Water Boss MPD. The line has been discontinued, although some models may still be available
in stores. Water Boss admits the product may leach lead, but argues that the filters are still in
compliance with EPA standards. If you own this filter and want to order a non-leaded faucet, call
the manufacturer, Touch-Flow Corp., at 818-843-8117; the part will cost $24.99 -K.M.
http://www.cehca.org/goodhskpart.htm
Industrial emissions
Power plants
Additional Lead sources read about but not yet researched/included
Storage and car batteries
Pesticides
Burning of paper logs
Some sidewalk chalk
Putty
Cocktail glasses
Mirror backing
Rainwater
Eating utensils
Art supplies from China
Snow
Explosives
Aprons for X-ray protection
Water-city
Fertilizers

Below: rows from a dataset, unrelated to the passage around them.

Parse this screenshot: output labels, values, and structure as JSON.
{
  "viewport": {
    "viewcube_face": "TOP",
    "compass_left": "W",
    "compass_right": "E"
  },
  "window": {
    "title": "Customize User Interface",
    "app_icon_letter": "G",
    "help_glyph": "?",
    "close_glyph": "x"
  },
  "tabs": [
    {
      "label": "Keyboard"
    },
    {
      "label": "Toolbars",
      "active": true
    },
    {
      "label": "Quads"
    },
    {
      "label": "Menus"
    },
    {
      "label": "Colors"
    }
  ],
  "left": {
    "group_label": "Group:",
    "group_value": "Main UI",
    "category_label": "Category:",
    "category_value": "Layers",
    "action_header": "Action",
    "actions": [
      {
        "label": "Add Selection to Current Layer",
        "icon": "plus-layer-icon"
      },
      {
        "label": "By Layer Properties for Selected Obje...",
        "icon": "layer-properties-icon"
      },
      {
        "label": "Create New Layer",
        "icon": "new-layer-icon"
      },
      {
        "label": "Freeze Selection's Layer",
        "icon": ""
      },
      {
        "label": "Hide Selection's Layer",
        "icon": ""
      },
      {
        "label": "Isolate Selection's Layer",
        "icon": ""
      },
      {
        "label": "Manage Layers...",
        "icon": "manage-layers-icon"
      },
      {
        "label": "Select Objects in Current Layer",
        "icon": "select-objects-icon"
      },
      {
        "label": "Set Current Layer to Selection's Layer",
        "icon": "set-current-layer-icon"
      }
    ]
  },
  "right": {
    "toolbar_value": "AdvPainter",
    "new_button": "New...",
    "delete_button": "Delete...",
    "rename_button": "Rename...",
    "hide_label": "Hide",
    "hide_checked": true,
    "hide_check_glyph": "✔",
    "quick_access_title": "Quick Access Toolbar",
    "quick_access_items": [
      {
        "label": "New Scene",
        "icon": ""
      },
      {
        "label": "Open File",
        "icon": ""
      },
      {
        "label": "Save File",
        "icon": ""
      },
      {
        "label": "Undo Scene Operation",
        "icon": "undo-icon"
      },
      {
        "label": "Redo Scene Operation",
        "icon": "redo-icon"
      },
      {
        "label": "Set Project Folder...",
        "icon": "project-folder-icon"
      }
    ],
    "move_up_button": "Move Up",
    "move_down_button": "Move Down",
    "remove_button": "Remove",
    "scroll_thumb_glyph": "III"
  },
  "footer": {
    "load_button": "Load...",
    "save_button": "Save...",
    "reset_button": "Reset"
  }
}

T-shirt transfers
Water-well
Insecticides
Diving weights
Bone china
Liver
High-temperature
Fruits
Mascara
lubricants
Air
Milk
Car Exhaust
Earthenware
Milk-evaporated, organ
meats
Gasoline additives
Printed materials - Newspapers, magazines, & plastic bread bags often contain lead-based inks
which can be harmful to children, if chewed. Avoid using these materials to wrap food.
http://www.leadpoisoningnews.com/facts.htm, http://www.leadpoisoningnews.com/whatis.html
Where lead is not (according to current knowledge):
Pencils
Believe it or not, there's no lead in pencil lead! The center of the pencil -- known as the writing
core -- is made of a nontoxic mineral called graphite. Today's writing cores are a mixture of
graphite and clay. By varying the ratio of graphite to clay, pencil makers can adjust the
"hardness" of the writing core. http://www.pencils.com/unlead.html
Lipstick
According to the FDA, some ingredients used to make some cosmetics do contain trace
amounts of the metal. However, the manufacturing process (at least in the United States) is
stringently monitored and each batch is tested to make sure it does not contain dangerous
levels of lead and other elements. All dyes used in foodstuffs or cosmetics have to be vetted by
the FDA for safety, and although some of the colorants the FDA gives approval to do contain
lead, it is present in such miniscule amounts that they claim it has no adverse effects on
consumers. Manufacturers who wish to do business in the USA are restricted to the use of FDAcertifiable colors only; otherwise their products will not be allowed in the country. Each
approved dye has its own rigid set of specifications which must be adhered to - every time a
manufacturer prepares a batch of dye for use in its products, it has to submit a sample from that
batch to the FDA for certification. Only the FDA can certify colors as safe — no one else has
that authority.
LP HOP (09/06)
University of Southern California
Hands-on Activities
HOPE Partnership
Supported by a Science Education Partnership Award (SEPA) from the
National Center for Research Resources, National Institutes of Health (Grant No. R25 RR018490)
WHERE LEAD HIDES
The FDA issues other restrictions dependent on the end use of the product. Lips are
considered mucous membranes and products intended for such use can contain only certain
FDA-approved dyes which is a smaller subset of approved dyes.
http://www.snopes.com/toxins/lipstick.asp, http://www.breakthechain.org/exclusives/lipstick.html
Toothpaste
Prior to WWII, toothpaste was packaged in small lead/tin alloy tubes that were coated on the
inside with wax but they discovered that lead from the tubes leached into the product. It was the
shortage of lead and tin during WWII that led to the use of laminated (aluminum, paper, and
plastic combination) tubes. At the end of the twentieth century pure plastic tubes were used.
This handout was compiled by Linda Block, Lead Poisoning Prevention Program,
University of North Carolina – Asheville, CPO 2331, One University Heights, Asheville, NC
28804, 828-251-6104, [email protected]
LP HOP (09/06)
University of Southern California
Hands-on Activities